9 May 2009 | Ismaninb
French cinema is back at the front
All connoisseurs and other snobs know that between 1960 and 1980 French cinema was miles ahead of Hollywood. Directors like Melville knew that they could not compete on special effects etcetera because of the smaller budgets. They took the only possible course: do what Hollywood doesn't dare to do. Chrysalis breaks the Hollywood conventions as well and still stands firm in the French tradition. The pale colours remind us of classics like Le Samourai; the Hoffmann character could have been played by Alain Delon in his heydays. Dialogues are minimalistic and therefor highly effective. The two story lines first are independent and gradually merge. Montage between the two is brilliant; every scene makes you longing for the next one.

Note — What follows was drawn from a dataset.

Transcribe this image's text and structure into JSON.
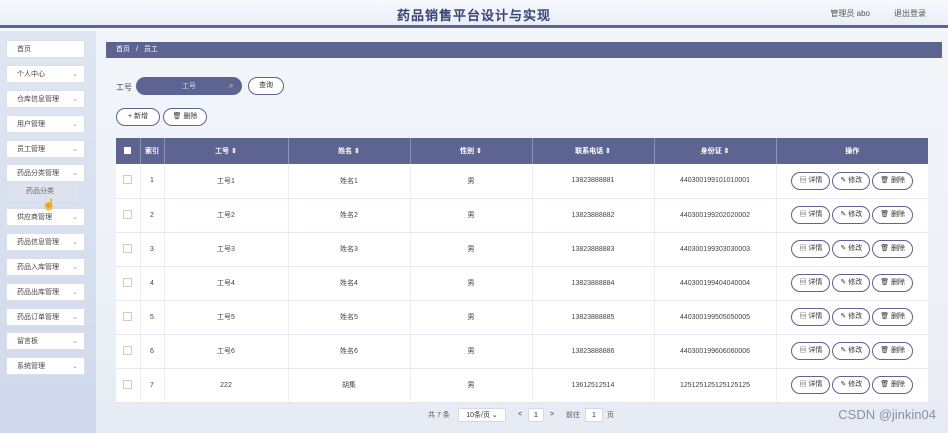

Only halfway the meaning of the opening scene is partly revealed; only near the end you will understand it fully. So some patience and a bigger attention span than average is demanded - and rewarded. The movie has two weak points. First of all there is the plot. Probably I am not fair, but I find it hard to accept the plots of Robocop and Terminator as well. Never will movies like that get more than 8 stars. Second I find the Hoffmann character not that convincing anymore after his "accident". Don't take my criticism too hard. Deviating from the Hollywood norm involves risks so should be praised. Chrysalis is highly entertaining and intriguing, unless you prefer the standard, brainless and predictable stuff. And never I have seen such cold scenery.